Black Fly Larva

Hook: TMC 3761  nymph hook 2X 16-20

Thread: Black

Weight: Fine non-lead wire

Rear Body: Dark Olive Floss (wrapped over back half of body)

Front Body: Dark gray Muskrat (dubbed over the upper half of the hook shank)

Head: Black ostrich

Tying Steps:

    1. Wind lead on the front half of the hook shank and lacquer it.
    2. Wrap a piece of dark olive floss over the rear half of the hook; make a smooth taper. (Bowling pin shape)
    3. Dub dark gray muskat fur over the front half of the shank
    4. wind a head of black marabou fibers.

Whip finish.

Blackfly Larva






Gary’s log entry from Trout Flies Proven Patterns for the Blackfly Larva 

Log Entry: April 9, 1990 Madison River

There are parts of the Madison that have heavy populations of blackfly larvae (Simuium tebersum, the common Buffalo Gnat). Why some patches do and other patches don’t is a mystery to me, but the distribution of these insects might be connected to seepage into the river.
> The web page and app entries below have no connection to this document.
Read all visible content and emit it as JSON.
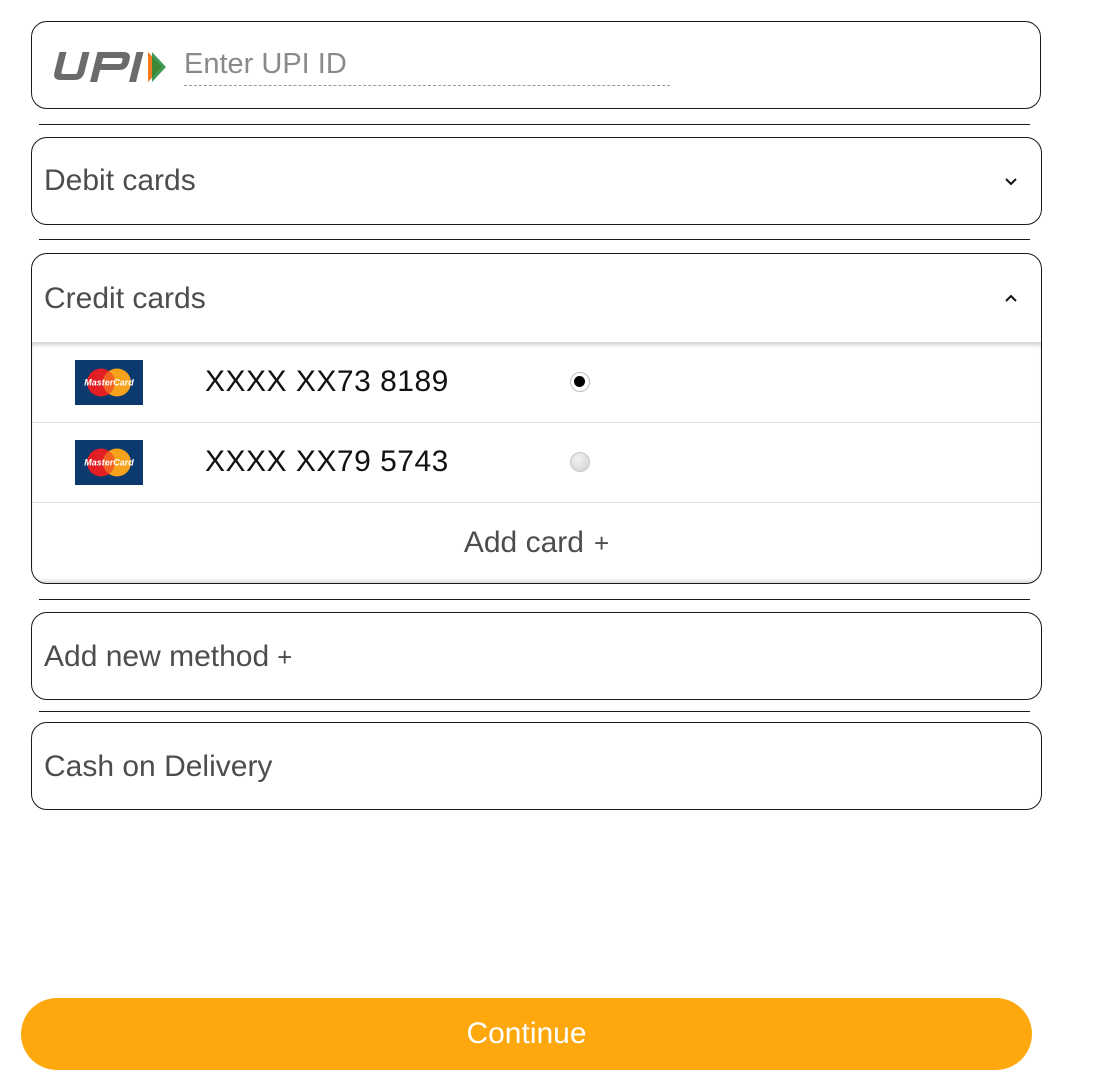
{
  "upi": {
    "logo_text": "UPI",
    "placeholder": "Enter UPI ID",
    "value": ""
  },
  "debit": {
    "label": "Debit cards",
    "chevron": "chevron-down-icon"
  },
  "credit": {
    "label": "Credit cards",
    "chevron": "chevron-up-icon",
    "cards": [
      {
        "brand": "MasterCard",
        "number": "XXXX XX73 8189",
        "selected": true
      },
      {
        "brand": "MasterCard",
        "number": "XXXX XX79 5743",
        "selected": false
      }
    ],
    "add_card_label": "Add card",
    "add_card_icon": "+"
  },
  "add_new_method": {
    "label": "Add new method",
    "icon": "+"
  },
  "cod": {
    "label": "Cash on Delivery"
  },
  "continue": {
    "label": "Continue"
  },
  "colors": {
    "accent": "#fea80d",
    "border": "#1a1a1a",
    "text": "#4d4d4d"
  }
}
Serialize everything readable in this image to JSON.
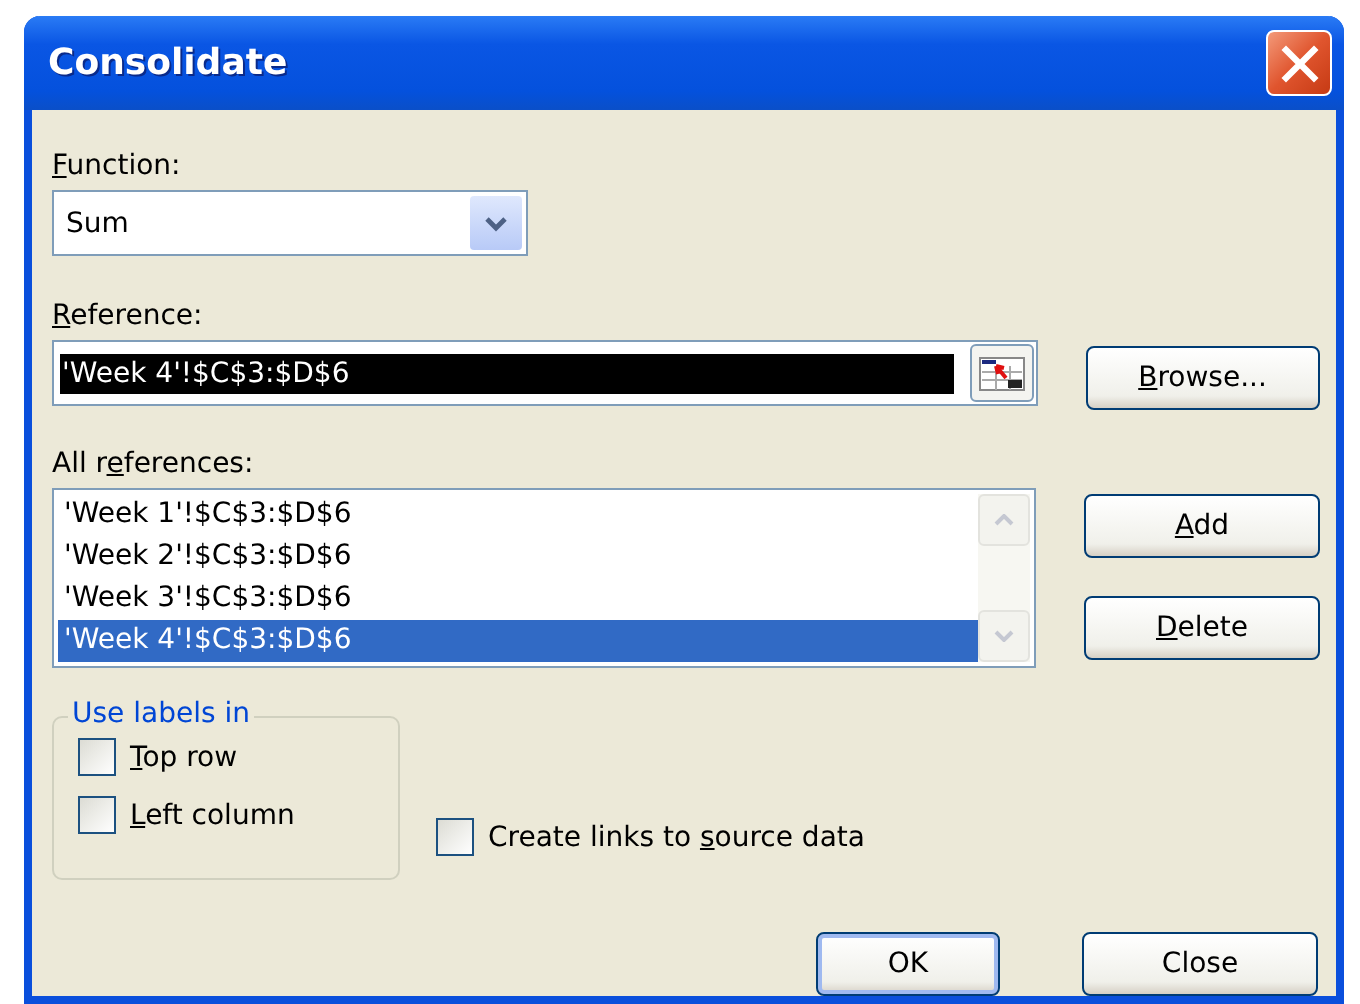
{
  "window": {
    "title": "Consolidate"
  },
  "function": {
    "label": {
      "key": "F",
      "after": "unction:"
    },
    "value": "Sum"
  },
  "reference": {
    "label": {
      "key": "R",
      "after": "eference:"
    },
    "value": "'Week 4'!$C$3:$D$6",
    "text_selected": true
  },
  "all_references": {
    "label": {
      "before": "All r",
      "key": "e",
      "after": "ferences:"
    },
    "items": [
      {
        "text": "'Week 1'!$C$3:$D$6",
        "selected": false
      },
      {
        "text": "'Week 2'!$C$3:$D$6",
        "selected": false
      },
      {
        "text": "'Week 3'!$C$3:$D$6",
        "selected": false
      },
      {
        "text": "'Week 4'!$C$3:$D$6",
        "selected": true
      }
    ]
  },
  "side_buttons": [
    {
      "label": {
        "key": "B",
        "after": "rowse..."
      }
    },
    {
      "label": {
        "key": "A",
        "after": "dd"
      }
    },
    {
      "label": {
        "key": "D",
        "after": "elete"
      }
    }
  ],
  "use_labels": {
    "legend": "Use labels in",
    "options": [
      {
        "label": {
          "key": "T",
          "after": "op row"
        },
        "checked": false
      },
      {
        "label": {
          "key": "L",
          "after": "eft column"
        },
        "checked": false
      }
    ]
  },
  "create_links": {
    "label": {
      "before": "Create links to ",
      "key": "s",
      "after": "ource data"
    },
    "checked": false
  },
  "buttons": [
    {
      "label": "OK",
      "default": true
    },
    {
      "label": "Close",
      "default": false
    }
  ]
}
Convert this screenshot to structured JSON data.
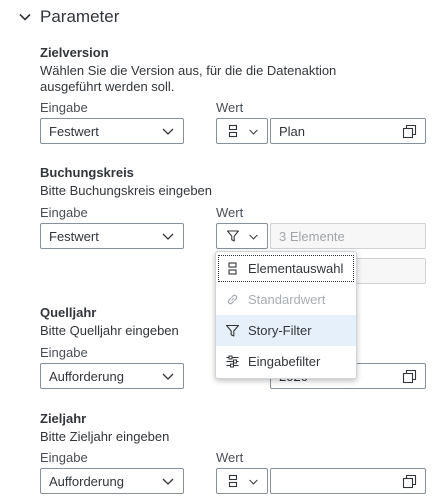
{
  "section": {
    "title": "Parameter"
  },
  "labels": {
    "eingabe": "Eingabe",
    "wert": "Wert"
  },
  "params": {
    "zielversion": {
      "title": "Zielversion",
      "description_line1": "Wählen Sie die Version aus, für die die Datenaktion",
      "description_line2": "ausgeführt werden soll.",
      "eingabe": "Festwert",
      "value": "Plan"
    },
    "buchungskreis": {
      "title": "Buchungskreis",
      "description": "Bitte Buchungskreis eingeben",
      "eingabe": "Festwert",
      "value": "3 Elemente"
    },
    "quelljahr": {
      "title": "Quelljahr",
      "description": "Bitte Quelljahr eingeben",
      "eingabe": "Aufforderung",
      "value": "2020"
    },
    "zieljahr": {
      "title": "Zieljahr",
      "description": "Bitte Zieljahr eingeben",
      "eingabe": "Aufforderung",
      "value": ""
    }
  },
  "menu": {
    "items": [
      {
        "label": "Elementauswahl",
        "icon": "member-selection-icon",
        "state": "focused"
      },
      {
        "label": "Standardwert",
        "icon": "link-icon",
        "state": "disabled"
      },
      {
        "label": "Story-Filter",
        "icon": "filter-icon",
        "state": "hovered"
      },
      {
        "label": "Eingabefilter",
        "icon": "input-filter-icon",
        "state": "normal"
      }
    ]
  },
  "colors": {
    "text": "#32363a",
    "border": "#89919a",
    "hover": "#e5f0fa",
    "disabled": "#a9aeb3"
  }
}
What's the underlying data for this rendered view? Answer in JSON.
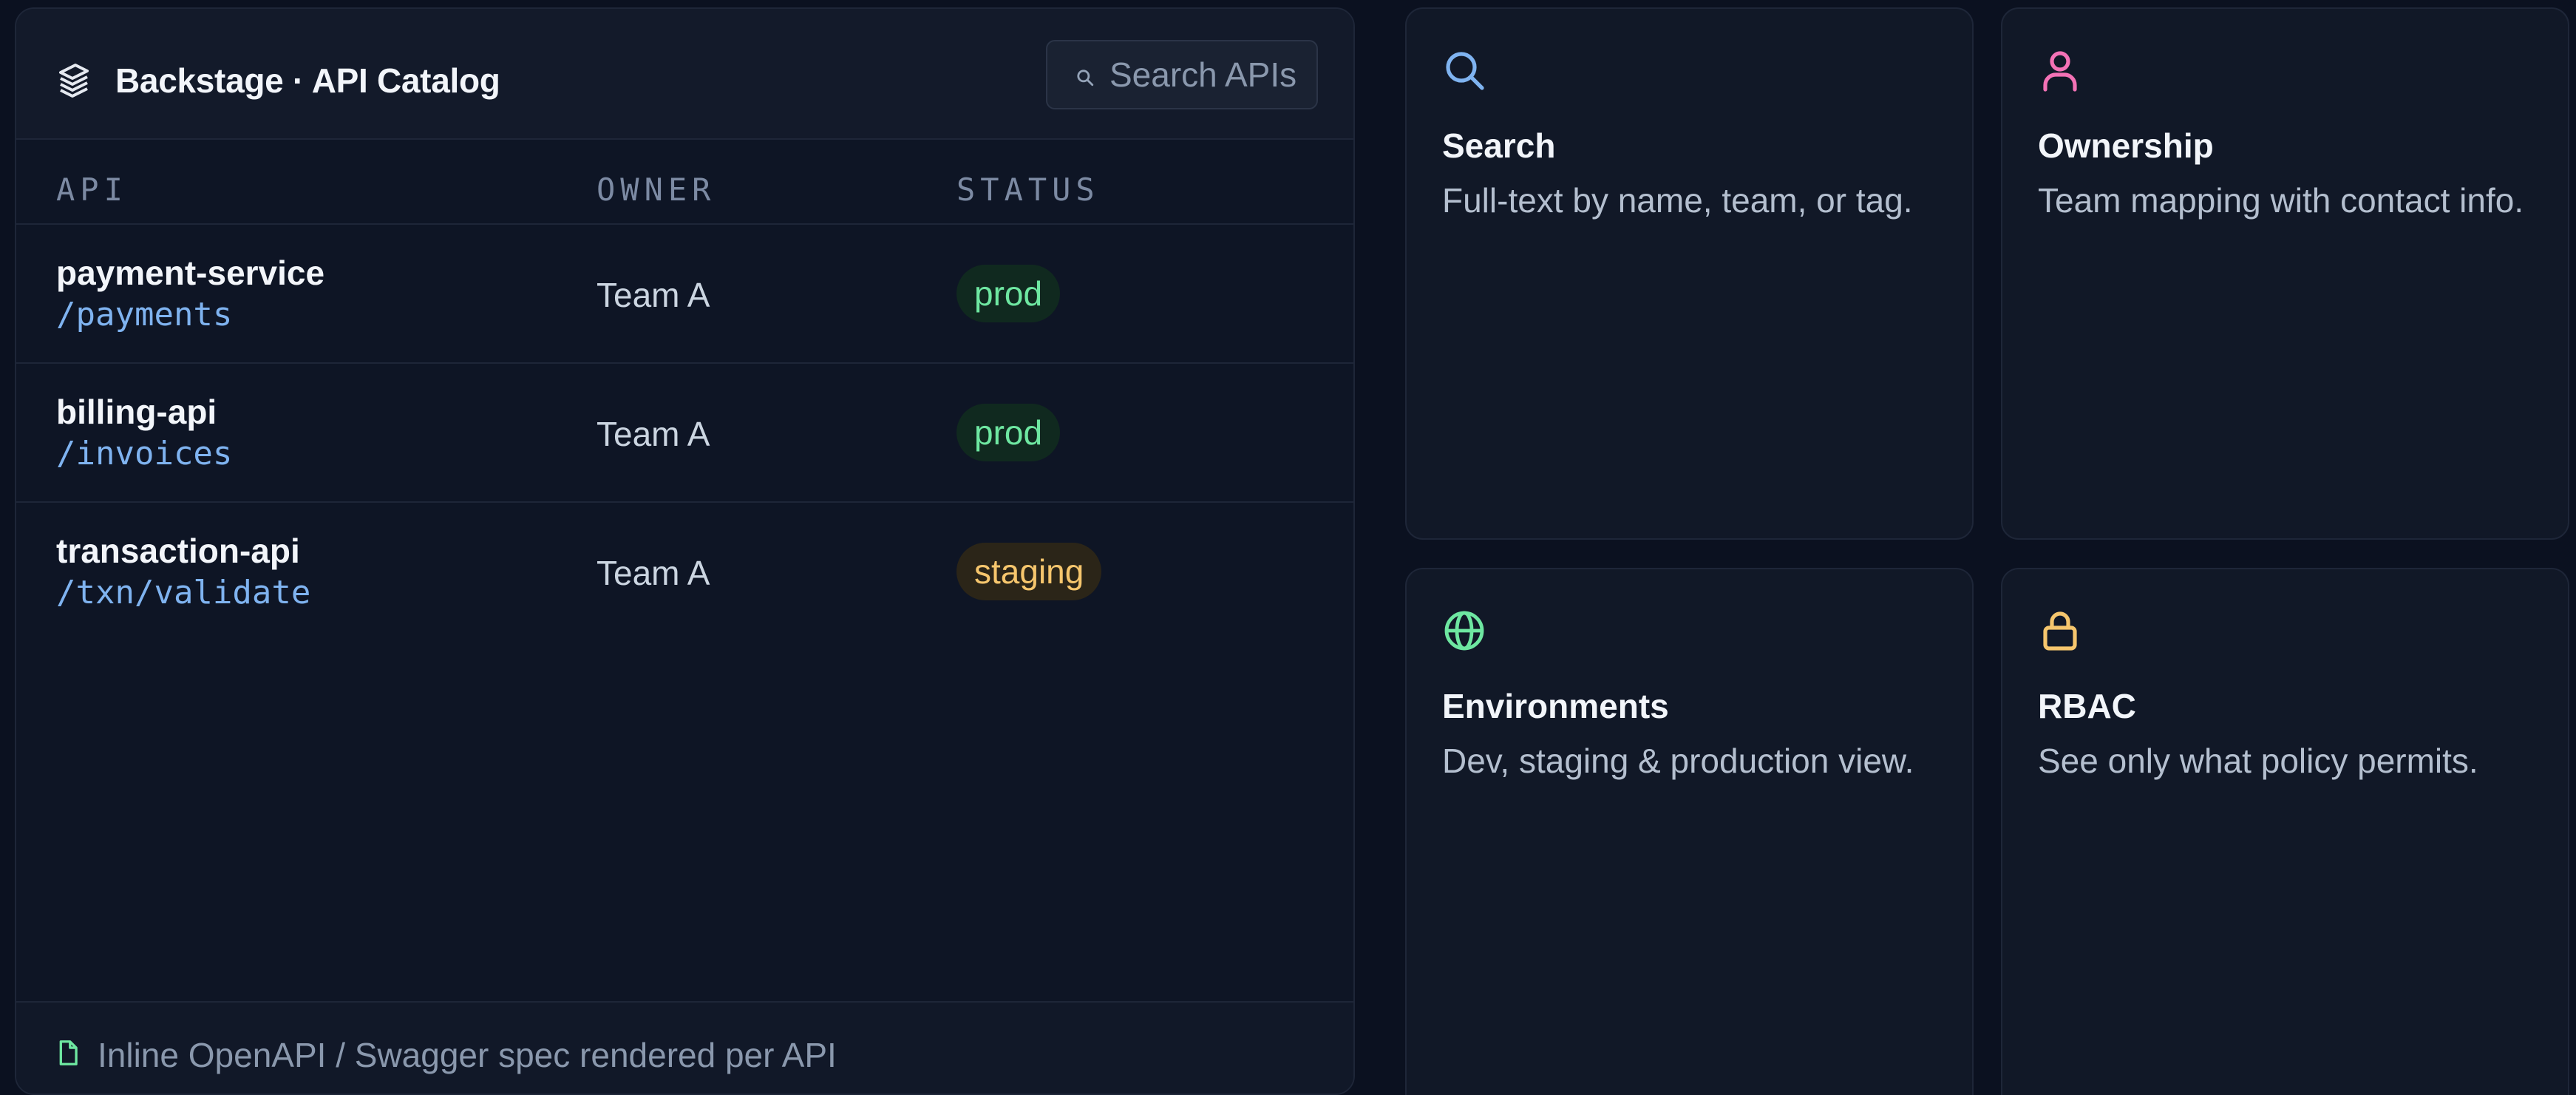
{
  "catalog": {
    "title": "Backstage · API Catalog",
    "logo_icon": "stack-icon",
    "search": {
      "placeholder": "Search APIs",
      "value": "",
      "icon": "search-icon"
    },
    "columns": [
      "API",
      "OWNER",
      "STATUS"
    ],
    "rows": [
      {
        "name": "payment-service",
        "path": "/payments",
        "owner": "Team A",
        "status": "prod"
      },
      {
        "name": "billing-api",
        "path": "/invoices",
        "owner": "Team A",
        "status": "prod"
      },
      {
        "name": "transaction-api",
        "path": "/txn/validate",
        "owner": "Team A",
        "status": "staging"
      }
    ],
    "footer": {
      "icon": "file-icon",
      "text": "Inline OpenAPI / Swagger spec rendered per API"
    }
  },
  "features": [
    {
      "icon": "search-icon",
      "title": "Search",
      "description": "Full-text by name, team, or tag."
    },
    {
      "icon": "user-icon",
      "title": "Ownership",
      "description": "Team mapping with contact info."
    },
    {
      "icon": "globe-icon",
      "title": "Environments",
      "description": "Dev, staging & production view."
    },
    {
      "icon": "lock-icon",
      "title": "RBAC",
      "description": "See only what policy permits."
    }
  ],
  "colors": {
    "background": "#0b1120",
    "prod": "#6ee7a1",
    "staging": "#f6c66d",
    "path_link": "#7fb3f0",
    "search_icon": "#7fb3f0",
    "user_icon": "#f472b6",
    "globe_icon": "#6ee7a1",
    "lock_icon": "#f6c66d"
  }
}
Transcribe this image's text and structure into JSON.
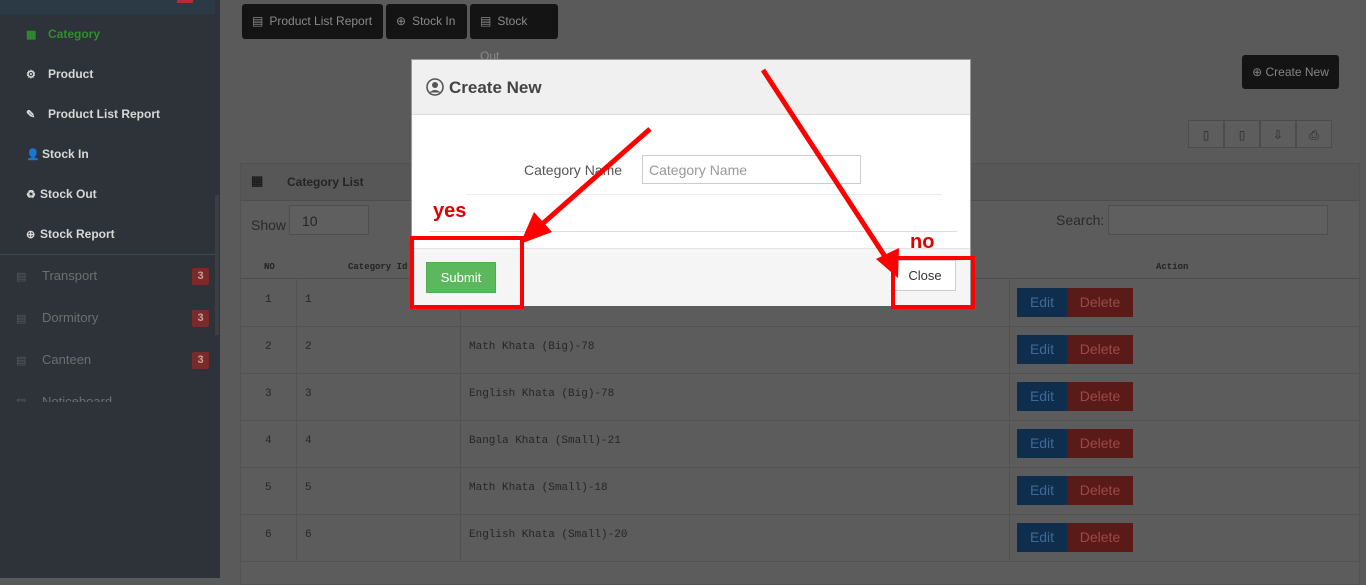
{
  "sidebar": {
    "sub_items": [
      {
        "label": "Category",
        "icon": "grid-icon",
        "active": true
      },
      {
        "label": "Product",
        "icon": "product-icon"
      },
      {
        "label": "Product List Report",
        "icon": "edit-icon"
      },
      {
        "label": "Stock In",
        "icon": "user-plus-icon"
      },
      {
        "label": "Stock Out",
        "icon": "recycle-icon"
      },
      {
        "label": "Stock Report",
        "icon": "plus-circle-icon"
      }
    ],
    "main_items": [
      {
        "label": "Transport",
        "badge": "3"
      },
      {
        "label": "Dormitory",
        "badge": "3"
      },
      {
        "label": "Canteen",
        "badge": "3"
      },
      {
        "label": "Noticeboard"
      }
    ]
  },
  "toolbar": {
    "product_list_report": "Product List Report",
    "stock_in": "Stock In",
    "stock_out": "Stock Out",
    "create_new": "Create New"
  },
  "panel": {
    "title": "Category List",
    "show_label": "Show",
    "show_value": "10",
    "search_label": "Search:",
    "columns": [
      "NO",
      "Category Id",
      "Action"
    ],
    "rows": [
      {
        "no": "1",
        "id": "1",
        "name": ""
      },
      {
        "no": "2",
        "id": "2",
        "name": "Math Khata (Big)-78"
      },
      {
        "no": "3",
        "id": "3",
        "name": "English Khata (Big)-78"
      },
      {
        "no": "4",
        "id": "4",
        "name": "Bangla Khata (Small)-21"
      },
      {
        "no": "5",
        "id": "5",
        "name": "Math Khata (Small)-18"
      },
      {
        "no": "6",
        "id": "6",
        "name": "English Khata (Small)-20"
      }
    ],
    "edit_label": "Edit",
    "delete_label": "Delete"
  },
  "modal": {
    "title": "Create New",
    "field_label": "Category Name",
    "field_placeholder": "Category Name",
    "field_value": "",
    "submit_label": "Submit",
    "close_label": "Close"
  },
  "annotations": {
    "yes_label": "yes",
    "no_label": "no",
    "color": "#ff0000"
  }
}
My discovery of one of those sections, right below a high bank of weeping springs, was not due to any wonderful speculation. The trout were just fussy enough to make me curious. They snubbed most of my best flies, occasionally grabbing whatever happened to be on my line at the moment of clarity. It was a trout here and a trout there all morning, most fairly small, but finally one rainbow was large enough to safely stomach pump.

My samplings over the years have turned up plenty of blackfly larvae in fish, but except in small brooks, no trout has been crammed exclusively with them. This rainbow today was full of insects, the larvae taken from high in the gullet still alive and seemingly very grateful for release back into the water. A size 18 Blackfly Larva, and a leader with the last 12 inches whitened with a Mean Streak Marker, changed my dat around those springs. The small fly didn’t take a lot of monster fish, but it took the numbers. As usual with the white tippet, the trout hit the nymph harder than normal, too.

Downstream, away from the springs, the Blackfly Larva wasn’t nearly so spectacular, but it still fooled trout and whitefish as well as any other nymph. Two 17-inch rainbows hanging along a bank, one after another snatched the fly (but it would be wrong to characterize this in any way as a say for big fish – it seemed as if the 9- to 13-inch trout were feeling firskier in the chilly water).

In a few weeks when the bigger fish start to prowl, it might be wise to fit the Madison again. The will still want small flies, and the Blackfly Larva should be a good trick for finding feeding trout (it has always worked on rainbows).